## Exercise prompt
Give back each entry unchanged, minus pictures.

## Data shown
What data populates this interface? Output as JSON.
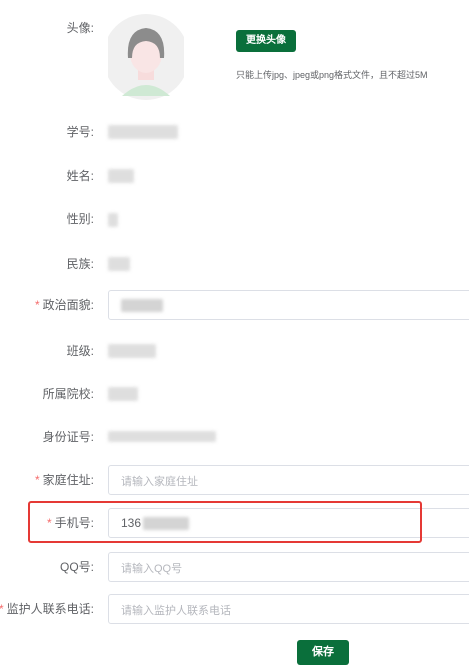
{
  "avatar": {
    "label": "头像:",
    "change_button": "更换头像",
    "hint": "只能上传jpg、jpeg或png格式文件，且不超过5M"
  },
  "fields": {
    "student_id": {
      "label": "学号:"
    },
    "name": {
      "label": "姓名:"
    },
    "gender": {
      "label": "性别:"
    },
    "ethnicity": {
      "label": "民族:"
    },
    "political_status": {
      "label": "政治面貌:",
      "required": "*"
    },
    "class_name": {
      "label": "班级:"
    },
    "school": {
      "label": "所属院校:"
    },
    "id_number": {
      "label": "身份证号:"
    },
    "home_address": {
      "label": "家庭住址:",
      "required": "*",
      "placeholder": "请输入家庭住址"
    },
    "phone": {
      "label": "手机号:",
      "required": "*",
      "value": "136"
    },
    "qq": {
      "label": "QQ号:",
      "placeholder": "请输入QQ号"
    },
    "guardian_phone": {
      "label": "监护人联系电话:",
      "required": "*",
      "placeholder": "请输入监护人联系电话"
    }
  },
  "save_button": "保存",
  "colors": {
    "primary": "#0a6f3b",
    "required": "#f56c6c",
    "highlight": "#e53935"
  }
}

## Solution for this problem
What data populates this interface? Output as JSON.
{
  "avatar": {
    "label": "头像:",
    "change_button": "更换头像",
    "hint": "只能上传jpg、jpeg或png格式文件，且不超过5M"
  },
  "fields": {
    "student_id": {
      "label": "学号:"
    },
    "name": {
      "label": "姓名:"
    },
    "gender": {
      "label": "性别:"
    },
    "ethnicity": {
      "label": "民族:"
    },
    "political_status": {
      "label": "政治面貌:",
      "required": "*"
    },
    "class_name": {
      "label": "班级:"
    },
    "school": {
      "label": "所属院校:"
    },
    "id_number": {
      "label": "身份证号:"
    },
    "home_address": {
      "label": "家庭住址:",
      "required": "*",
      "placeholder": "请输入家庭住址"
    },
    "phone": {
      "label": "手机号:",
      "required": "*",
      "value": "136"
    },
    "qq": {
      "label": "QQ号:",
      "placeholder": "请输入QQ号"
    },
    "guardian_phone": {
      "label": "监护人联系电话:",
      "required": "*",
      "placeholder": "请输入监护人联系电话"
    }
  },
  "save_button": "保存",
  "colors": {
    "primary": "#0a6f3b",
    "required": "#f56c6c",
    "highlight": "#e53935"
  }
}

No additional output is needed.